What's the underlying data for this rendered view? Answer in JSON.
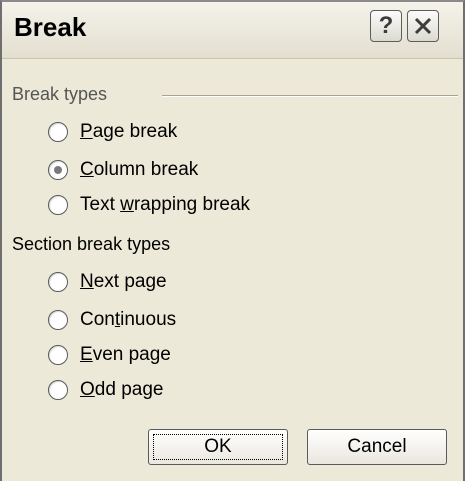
{
  "window": {
    "title": "Break",
    "help_glyph": "?",
    "help_icon": "question-mark-icon",
    "close_icon": "close-x-icon"
  },
  "break_types": {
    "label": "Break types",
    "options": [
      {
        "pre": "",
        "key": "P",
        "post": "age break",
        "selected": false
      },
      {
        "pre": "",
        "key": "C",
        "post": "olumn break",
        "selected": true
      },
      {
        "pre": "Text ",
        "key": "w",
        "post": "rapping break",
        "selected": false
      }
    ]
  },
  "section_break_types": {
    "label": "Section break types",
    "options": [
      {
        "pre": "",
        "key": "N",
        "post": "ext page",
        "selected": false
      },
      {
        "pre": "Con",
        "key": "t",
        "post": "inuous",
        "selected": false
      },
      {
        "pre": "",
        "key": "E",
        "post": "ven page",
        "selected": false
      },
      {
        "pre": "",
        "key": "O",
        "post": "dd page",
        "selected": false
      }
    ]
  },
  "buttons": {
    "ok": "OK",
    "cancel": "Cancel"
  }
}
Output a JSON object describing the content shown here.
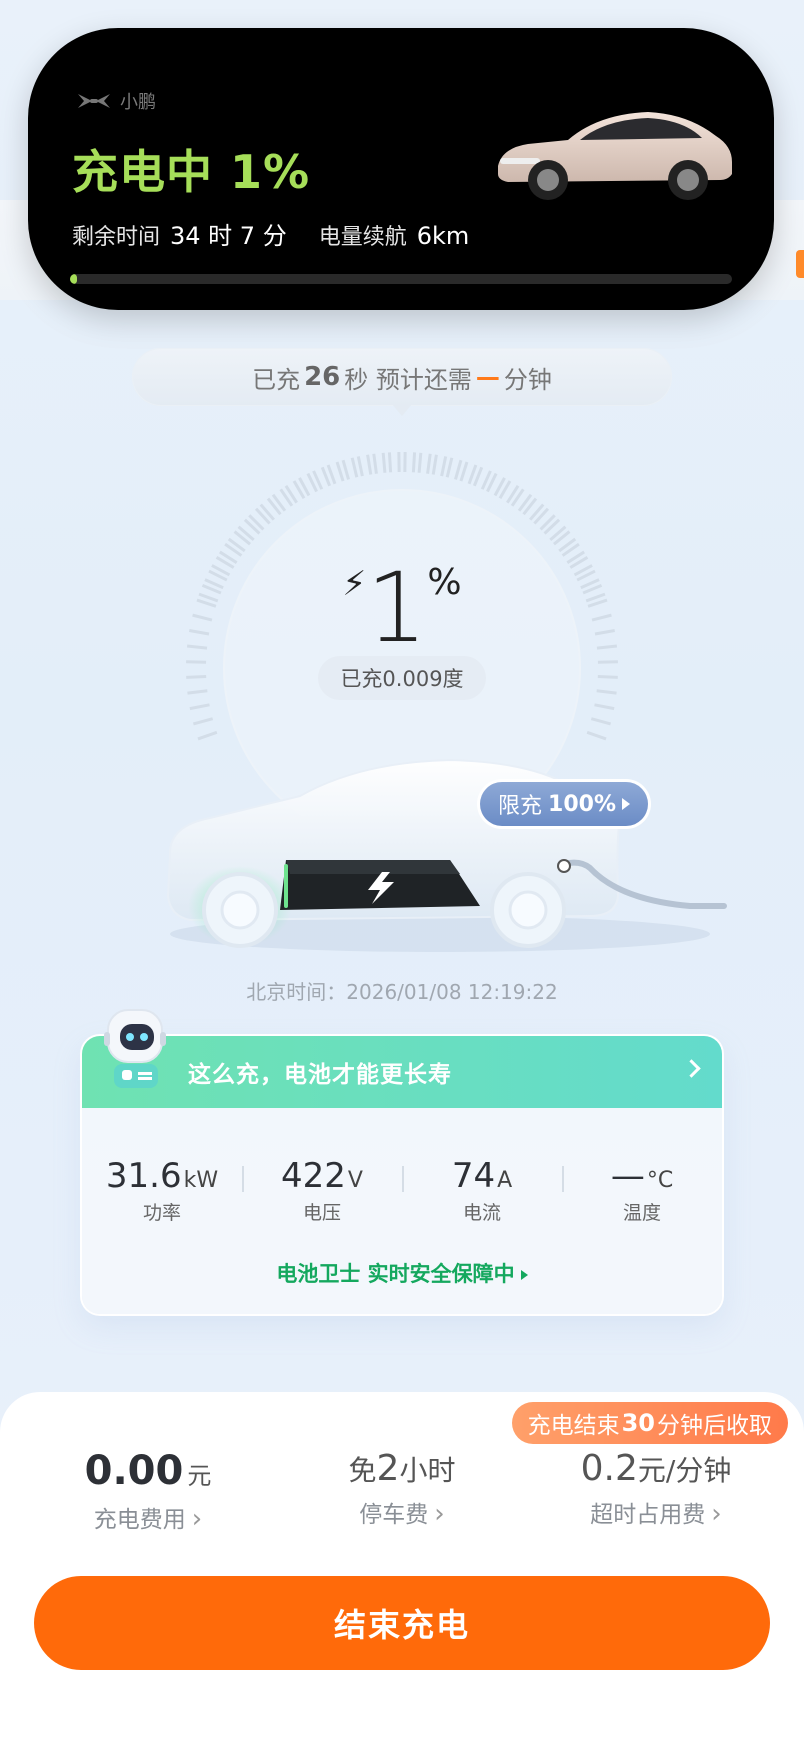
{
  "live_activity": {
    "brand": "小鹏",
    "status": "充电中 1%",
    "remaining_label": "剩余时间",
    "remaining_value": "34 时 7 分",
    "range_label": "电量续航",
    "range_value": "6km",
    "progress_percent": 1
  },
  "charge_time": {
    "prefix": "已充",
    "seconds": "26",
    "mid": "秒 预计还需",
    "dash": "—",
    "suffix": "分钟"
  },
  "gauge": {
    "percent": "1",
    "unit": "%",
    "energy_text": "已充0.009度"
  },
  "limit": {
    "prefix": "限充",
    "value": "100%"
  },
  "beijing_time": "北京时间：2026/01/08 12:19:22",
  "tip_card": {
    "title": "这么充，电池才能更长寿",
    "metrics": [
      {
        "value": "31.6",
        "unit": "kW",
        "label": "功率"
      },
      {
        "value": "422",
        "unit": "V",
        "label": "电压"
      },
      {
        "value": "74",
        "unit": "A",
        "label": "电流"
      },
      {
        "value": "—",
        "unit": "°C",
        "label": "温度"
      }
    ],
    "guard_text": "电池卫士 实时安全保障中"
  },
  "bottom": {
    "notice_pre": "充电结束",
    "notice_num": "30",
    "notice_post": "分钟后收取",
    "fees": [
      {
        "value": "0.00",
        "unit": "元",
        "label": "充电费用"
      },
      {
        "pre": "免",
        "value": "2",
        "post": "小时",
        "label": "停车费"
      },
      {
        "value": "0.2",
        "unit": "元/分钟",
        "label": "超时占用费"
      }
    ],
    "end_button": "结束充电"
  },
  "colors": {
    "accent_green": "#a6de59",
    "brand_orange": "#ff6a0a",
    "guard_green": "#14a85e"
  }
}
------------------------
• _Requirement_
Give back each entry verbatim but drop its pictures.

• _Written reply_
What's the underlying data for this rendered view? Answer in JSON.
{
  "window": {
    "title": "Break",
    "help_glyph": "?",
    "help_icon": "question-mark-icon",
    "close_icon": "close-x-icon"
  },
  "break_types": {
    "label": "Break types",
    "options": [
      {
        "pre": "",
        "key": "P",
        "post": "age break",
        "selected": false
      },
      {
        "pre": "",
        "key": "C",
        "post": "olumn break",
        "selected": true
      },
      {
        "pre": "Text ",
        "key": "w",
        "post": "rapping break",
        "selected": false
      }
    ]
  },
  "section_break_types": {
    "label": "Section break types",
    "options": [
      {
        "pre": "",
        "key": "N",
        "post": "ext page",
        "selected": false
      },
      {
        "pre": "Con",
        "key": "t",
        "post": "inuous",
        "selected": false
      },
      {
        "pre": "",
        "key": "E",
        "post": "ven page",
        "selected": false
      },
      {
        "pre": "",
        "key": "O",
        "post": "dd page",
        "selected": false
      }
    ]
  },
  "buttons": {
    "ok": "OK",
    "cancel": "Cancel"
  }
}
Output a JSON object describing the content shown here.
{
  "live_activity": {
    "brand": "小鹏",
    "status": "充电中 1%",
    "remaining_label": "剩余时间",
    "remaining_value": "34 时 7 分",
    "range_label": "电量续航",
    "range_value": "6km",
    "progress_percent": 1
  },
  "charge_time": {
    "prefix": "已充",
    "seconds": "26",
    "mid": "秒 预计还需",
    "dash": "—",
    "suffix": "分钟"
  },
  "gauge": {
    "percent": "1",
    "unit": "%",
    "energy_text": "已充0.009度"
  },
  "limit": {
    "prefix": "限充",
    "value": "100%"
  },
  "beijing_time": "北京时间：2026/01/08 12:19:22",
  "tip_card": {
    "title": "这么充，电池才能更长寿",
    "metrics": [
      {
        "value": "31.6",
        "unit": "kW",
        "label": "功率"
      },
      {
        "value": "422",
        "unit": "V",
        "label": "电压"
      },
      {
        "value": "74",
        "unit": "A",
        "label": "电流"
      },
      {
        "value": "—",
        "unit": "°C",
        "label": "温度"
      }
    ],
    "guard_text": "电池卫士 实时安全保障中"
  },
  "bottom": {
    "notice_pre": "充电结束",
    "notice_num": "30",
    "notice_post": "分钟后收取",
    "fees": [
      {
        "value": "0.00",
        "unit": "元",
        "label": "充电费用"
      },
      {
        "pre": "免",
        "value": "2",
        "post": "小时",
        "label": "停车费"
      },
      {
        "value": "0.2",
        "unit": "元/分钟",
        "label": "超时占用费"
      }
    ],
    "end_button": "结束充电"
  },
  "colors": {
    "accent_green": "#a6de59",
    "brand_orange": "#ff6a0a",
    "guard_green": "#14a85e"
  }
}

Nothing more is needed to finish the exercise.